When we meet Tommy, he’s an alcoholic grieving the death of his wife, who died in a hit-and-run crash, and trying to raise his adolescent son, who has been mute since witnessing the fatal accident. He’s a former sommelier now making ends meet—and barely keeping his job amidst his drinking—as a wine rep.
The father and son see their lives disrupted when Tommy’s childhood best friend Dion, played by Sturgess, returns from a stint in jail, where he served time on drug charges. The two at one point had a dream—with Tommy’s late wife—to open up their own high-end restaurant in their neighborhood in the Bronx, and bring fine-dining to the quickly gentrifying area.
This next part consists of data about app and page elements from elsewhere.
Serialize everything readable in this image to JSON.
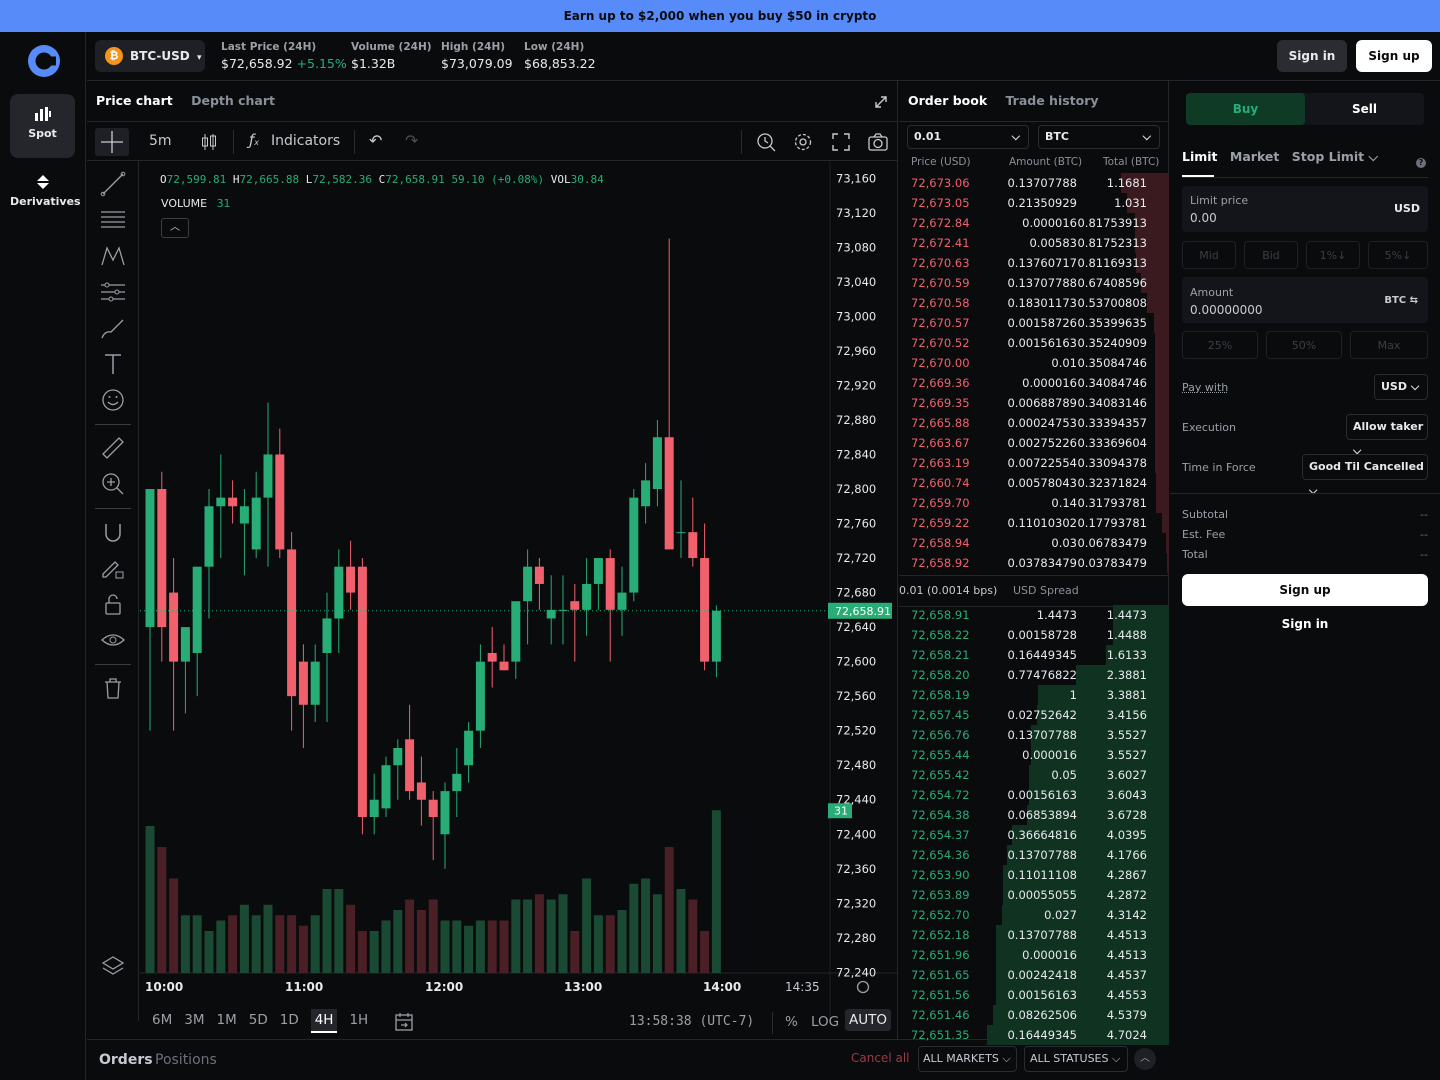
{
  "banner": {
    "text": "Earn up to $2,000 when you buy $50 in crypto"
  },
  "nav": {
    "spot": "Spot",
    "derivatives": "Derivatives"
  },
  "header": {
    "pair": "BTC-USD",
    "coin_symbol": "₿",
    "last_price_label": "Last Price (24H)",
    "last_price": "$72,658.92",
    "last_change": "+5.15%",
    "volume_label": "Volume (24H)",
    "volume": "$1.32B",
    "high_label": "High (24H)",
    "high": "$73,079.09",
    "low_label": "Low (24H)",
    "low": "$68,853.22",
    "sign_in": "Sign in",
    "sign_up": "Sign up"
  },
  "chart_tabs": {
    "price": "Price chart",
    "depth": "Depth chart"
  },
  "chart_toolbar": {
    "interval": "5m",
    "indicators": "Indicators"
  },
  "legend": {
    "o_label": "O",
    "o": "72,599.81",
    "h_label": "H",
    "h": "72,665.88",
    "l_label": "L",
    "l": "72,582.36",
    "c_label": "C",
    "c": "72,658.91",
    "change": "59.10 (+0.08%)",
    "vol_label": "VOL",
    "vol": "30.84",
    "volume_label": "VOLUME",
    "volume_value": "31"
  },
  "price_axis": [
    "73,160",
    "73,120",
    "73,080",
    "73,040",
    "73,000",
    "72,960",
    "72,920",
    "72,880",
    "72,840",
    "72,800",
    "72,760",
    "72,720",
    "72,680",
    "72,640",
    "72,600",
    "72,560",
    "72,520",
    "72,480",
    "72,440",
    "72,400",
    "72,360",
    "72,320",
    "72,280",
    "72,240"
  ],
  "current_price_tag": "72,658.91",
  "volume_tag": "31",
  "time_axis": [
    "10:00",
    "11:00",
    "12:00",
    "13:00",
    "14:00",
    "14:35"
  ],
  "ranges": [
    "6M",
    "3M",
    "1M",
    "5D",
    "1D",
    "4H",
    "1H"
  ],
  "active_range": "4H",
  "clock": "13:58:38 (UTC-7)",
  "scale_opts": {
    "pct": "%",
    "log": "LOG",
    "auto": "AUTO"
  },
  "orders_bar": {
    "orders": "Orders",
    "positions": "Positions",
    "cancel_all": "Cancel all",
    "markets": "ALL MARKETS",
    "statuses": "ALL STATUSES"
  },
  "orderbook": {
    "tab_book": "Order book",
    "tab_history": "Trade history",
    "aggregation": "0.01",
    "unit": "BTC",
    "col_price": "Price (USD)",
    "col_amount": "Amount (BTC)",
    "col_total": "Total (BTC)",
    "spread_value": "0.01 (0.0014 bps)",
    "spread_label": "USD Spread",
    "asks": [
      [
        "72,673.06",
        "0.13707788",
        "1.1681"
      ],
      [
        "72,673.05",
        "0.21350929",
        "1.031"
      ],
      [
        "72,672.84",
        "0.000016",
        "0.81753913"
      ],
      [
        "72,672.41",
        "0.00583",
        "0.81752313"
      ],
      [
        "72,670.63",
        "0.13760717",
        "0.81169313"
      ],
      [
        "72,670.59",
        "0.13707788",
        "0.67408596"
      ],
      [
        "72,670.58",
        "0.18301173",
        "0.53700808"
      ],
      [
        "72,670.57",
        "0.00158726",
        "0.35399635"
      ],
      [
        "72,670.52",
        "0.00156163",
        "0.35240909"
      ],
      [
        "72,670.00",
        "0.01",
        "0.35084746"
      ],
      [
        "72,669.36",
        "0.000016",
        "0.34084746"
      ],
      [
        "72,669.35",
        "0.00688789",
        "0.34083146"
      ],
      [
        "72,665.88",
        "0.00024753",
        "0.33394357"
      ],
      [
        "72,663.67",
        "0.00275226",
        "0.33369604"
      ],
      [
        "72,663.19",
        "0.00722554",
        "0.33094378"
      ],
      [
        "72,660.74",
        "0.00578043",
        "0.32371824"
      ],
      [
        "72,659.70",
        "0.14",
        "0.31793781"
      ],
      [
        "72,659.22",
        "0.11010302",
        "0.17793781"
      ],
      [
        "72,658.94",
        "0.03",
        "0.06783479"
      ],
      [
        "72,658.92",
        "0.03783479",
        "0.03783479"
      ]
    ],
    "bids": [
      [
        "72,658.91",
        "1.4473",
        "1.4473"
      ],
      [
        "72,658.22",
        "0.00158728",
        "1.4488"
      ],
      [
        "72,658.21",
        "0.16449345",
        "1.6133"
      ],
      [
        "72,658.20",
        "0.77476822",
        "2.3881"
      ],
      [
        "72,658.19",
        "1",
        "3.3881"
      ],
      [
        "72,657.45",
        "0.02752642",
        "3.4156"
      ],
      [
        "72,656.76",
        "0.13707788",
        "3.5527"
      ],
      [
        "72,655.44",
        "0.000016",
        "3.5527"
      ],
      [
        "72,655.42",
        "0.05",
        "3.6027"
      ],
      [
        "72,654.72",
        "0.00156163",
        "3.6043"
      ],
      [
        "72,654.38",
        "0.06853894",
        "3.6728"
      ],
      [
        "72,654.37",
        "0.36664816",
        "4.0395"
      ],
      [
        "72,654.36",
        "0.13707788",
        "4.1766"
      ],
      [
        "72,653.90",
        "0.11011108",
        "4.2867"
      ],
      [
        "72,653.89",
        "0.00055055",
        "4.2872"
      ],
      [
        "72,652.70",
        "0.027",
        "4.3142"
      ],
      [
        "72,652.18",
        "0.13707788",
        "4.4513"
      ],
      [
        "72,651.96",
        "0.000016",
        "4.4513"
      ],
      [
        "72,651.65",
        "0.00242418",
        "4.4537"
      ],
      [
        "72,651.56",
        "0.00156163",
        "4.4553"
      ],
      [
        "72,651.46",
        "0.08262506",
        "4.5379"
      ],
      [
        "72,651.35",
        "0.16449345",
        "4.7024"
      ]
    ]
  },
  "trade": {
    "buy": "Buy",
    "sell": "Sell",
    "order_types": [
      "Limit",
      "Market",
      "Stop Limit"
    ],
    "limit_price_label": "Limit price",
    "limit_price": "0.00",
    "limit_unit": "USD",
    "quick_prices": [
      "Mid",
      "Bid",
      "1%↓",
      "5%↓"
    ],
    "amount_label": "Amount",
    "amount": "0.00000000",
    "amount_unit": "BTC ⇆",
    "pcts": [
      "25%",
      "50%",
      "Max"
    ],
    "pay_with_label": "Pay with",
    "pay_with": "USD",
    "execution_label": "Execution",
    "execution": "Allow taker",
    "tif_label": "Time in Force",
    "tif": "Good Til Cancelled",
    "subtotal_label": "Subtotal",
    "subtotal": "--",
    "fee_label": "Est. Fee",
    "fee": "--",
    "total_label": "Total",
    "total": "--",
    "sign_up": "Sign up",
    "sign_in": "Sign in"
  },
  "colors": {
    "up": "#27ad75",
    "down": "#f0616d",
    "accent": "#578bfa",
    "bg": "#0a0b0d"
  },
  "chart_data": {
    "type": "candlestick",
    "interval": "5m",
    "ylim": [
      72230,
      73180
    ],
    "candles": [
      {
        "o": 72640,
        "h": 72800,
        "l": 72520,
        "c": 72800
      },
      {
        "o": 72800,
        "h": 72820,
        "l": 72600,
        "c": 72640
      },
      {
        "o": 72680,
        "h": 72720,
        "l": 72520,
        "c": 72600
      },
      {
        "o": 72600,
        "h": 72640,
        "l": 72540,
        "c": 72640
      },
      {
        "o": 72610,
        "h": 72700,
        "l": 72560,
        "c": 72710
      },
      {
        "o": 72710,
        "h": 72800,
        "l": 72650,
        "c": 72780
      },
      {
        "o": 72780,
        "h": 72840,
        "l": 72720,
        "c": 72790
      },
      {
        "o": 72790,
        "h": 72810,
        "l": 72760,
        "c": 72780
      },
      {
        "o": 72760,
        "h": 72800,
        "l": 72700,
        "c": 72780
      },
      {
        "o": 72730,
        "h": 72820,
        "l": 72720,
        "c": 72790
      },
      {
        "o": 72790,
        "h": 72900,
        "l": 72710,
        "c": 72840
      },
      {
        "o": 72840,
        "h": 72870,
        "l": 72720,
        "c": 72730
      },
      {
        "o": 72730,
        "h": 72750,
        "l": 72520,
        "c": 72560
      },
      {
        "o": 72600,
        "h": 72620,
        "l": 72500,
        "c": 72550
      },
      {
        "o": 72550,
        "h": 72620,
        "l": 72530,
        "c": 72600
      },
      {
        "o": 72610,
        "h": 72680,
        "l": 72530,
        "c": 72650
      },
      {
        "o": 72650,
        "h": 72730,
        "l": 72610,
        "c": 72710
      },
      {
        "o": 72710,
        "h": 72740,
        "l": 72660,
        "c": 72680
      },
      {
        "o": 72710,
        "h": 72720,
        "l": 72400,
        "c": 72420
      },
      {
        "o": 72420,
        "h": 72470,
        "l": 72400,
        "c": 72440
      },
      {
        "o": 72430,
        "h": 72490,
        "l": 72420,
        "c": 72480
      },
      {
        "o": 72480,
        "h": 72510,
        "l": 72440,
        "c": 72500
      },
      {
        "o": 72510,
        "h": 72550,
        "l": 72440,
        "c": 72450
      },
      {
        "o": 72460,
        "h": 72490,
        "l": 72410,
        "c": 72440
      },
      {
        "o": 72440,
        "h": 72450,
        "l": 72370,
        "c": 72420
      },
      {
        "o": 72400,
        "h": 72460,
        "l": 72360,
        "c": 72450
      },
      {
        "o": 72450,
        "h": 72500,
        "l": 72420,
        "c": 72470
      },
      {
        "o": 72480,
        "h": 72530,
        "l": 72460,
        "c": 72520
      },
      {
        "o": 72520,
        "h": 72620,
        "l": 72500,
        "c": 72600
      },
      {
        "o": 72610,
        "h": 72640,
        "l": 72570,
        "c": 72600
      },
      {
        "o": 72600,
        "h": 72620,
        "l": 72590,
        "c": 72590
      },
      {
        "o": 72600,
        "h": 72670,
        "l": 72580,
        "c": 72670
      },
      {
        "o": 72670,
        "h": 72730,
        "l": 72620,
        "c": 72710
      },
      {
        "o": 72710,
        "h": 72720,
        "l": 72660,
        "c": 72690
      },
      {
        "o": 72650,
        "h": 72700,
        "l": 72620,
        "c": 72660
      },
      {
        "o": 72660,
        "h": 72700,
        "l": 72620,
        "c": 72660
      },
      {
        "o": 72670,
        "h": 72690,
        "l": 72600,
        "c": 72660
      },
      {
        "o": 72660,
        "h": 72720,
        "l": 72630,
        "c": 72690
      },
      {
        "o": 72690,
        "h": 72720,
        "l": 72660,
        "c": 72720
      },
      {
        "o": 72720,
        "h": 72730,
        "l": 72600,
        "c": 72660
      },
      {
        "o": 72660,
        "h": 72710,
        "l": 72630,
        "c": 72680
      },
      {
        "o": 72680,
        "h": 72800,
        "l": 72670,
        "c": 72790
      },
      {
        "o": 72780,
        "h": 72830,
        "l": 72760,
        "c": 72810
      },
      {
        "o": 72800,
        "h": 72880,
        "l": 72780,
        "c": 72860
      },
      {
        "o": 72860,
        "h": 73090,
        "l": 72800,
        "c": 72730
      },
      {
        "o": 72750,
        "h": 72810,
        "l": 72720,
        "c": 72750
      },
      {
        "o": 72750,
        "h": 72790,
        "l": 72710,
        "c": 72720
      },
      {
        "o": 72720,
        "h": 72760,
        "l": 72590,
        "c": 72600
      },
      {
        "o": 72600,
        "h": 72665,
        "l": 72582,
        "c": 72659
      }
    ],
    "volume": [
      28,
      24,
      18,
      11,
      11,
      8,
      10,
      11,
      13,
      11,
      13,
      11,
      11,
      9,
      11,
      16,
      16,
      13,
      8,
      8,
      10,
      12,
      14,
      12,
      14,
      10,
      10,
      9,
      10,
      10,
      10,
      14,
      14,
      15,
      14,
      15,
      8,
      18,
      11,
      11,
      12,
      17,
      18,
      15,
      24,
      16,
      14,
      8,
      31
    ],
    "volume_max": 40,
    "current_price": 72658.91
  }
}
Dion convinces Tommy to revisit the idea, slightly out of good intentions but—and unbeknownst to Tommy—mostly because the mob is breathing down his neck and he needs to launch the restaurant to give them something to control. It’s Michelin meets mob. Meets character drama.
For all the food porn and gangster camp, the root of the show is the relationship between Tommy and Dion and a universally relatable emotional through line: the lifelong friend who, in other people’s minds, no longer makes sense to continue to a relationship with—but with whom cutting ties is not an option.
“You become very different people as you get older, as life takes you on different paths,” Sturgess says. “I have friends who, if I met them now, we would not be friends. But you’re bound. You’re bound by history and experience.”
When we meet Tommy in Sunday’s premiere, he’s a broken man. A man who is clearly in pain. That’s one thing the character has in common with Schwimmer’s role on The People vs. O.J. Simpson. Both Tommy and Robert Kardashian are men in pain who are grieving, who are trying to get through.
“I think I’ve always been drawn to characters who are in pain,” Schwimmer says. “In the pilot for Friends, Ross was divorced. His wife chose a woman over him and is leaving him. It doesn’t get bigger than that, except for losing a wife, which Tommy just did.”
He brings up his supporting role in the 2001 miniseries Band of Brothers. “My character is the only Jew in this company of men that he had to train, and there was a huge amount of racism at the time,” he says. “I think I’m drawn to these characters. Broken, flawed guys. Guys who are trying to pick themselves up, dig deep, and get their shit back together, which is what Tommy does.”
He’s not explicit about any sort of goals to shed memories of a certain iconic paleontologist whose greatest missteps come while on a break. But according to Sturgess, who shares many of his scenes with Schwimmer in Feed the Beast, he shouldn’t have to be.
That indelible character, the “David Schwimmer” you have in your mind because you’re still watching reruns of him as Ross Gellar, “disappears immediately,” Sturgess says.
“Of course he’s got such an iconic face,” he continues. “But when I saw the [Feed the Beast] pilot I felt the same way. It all just disappears straight away. You believe that he’s Tommy. He really feels like a broken man in this show.”
It even changes the way Sturgess watches Friends now.
“Now that I know him, if I see a clip of Friends I realize how fucking hard he was working to do that character,” he says. “He’s nothing like Ross in real life. Every little twitch, every little facial movement, he’s working. He’s in it, he’s playing a role. And he’s so good at it that you assume he’s going to turn up at dinner when you meet him. But that character is fictional. David is a very different man.”
When Schwimmer and I meet, it is roughly 48 hours since production wrapped on Feed the Beast. For months before, he had been working 12- to 15-hour days on set, which in turn has shielded him from any sort of response he’s gotten, or shift in opinion about him, after his work in People vs. O.J. Simpson.
“I haven’t even watched the ‘Juice!’ video!” he says, in reference to the viral video of every time Schwimmer as Kardashian calls O.J. Simpson “Juice” in the series. A wrap gift to himself now that production is over, I suggest? He laughs: “First thing.”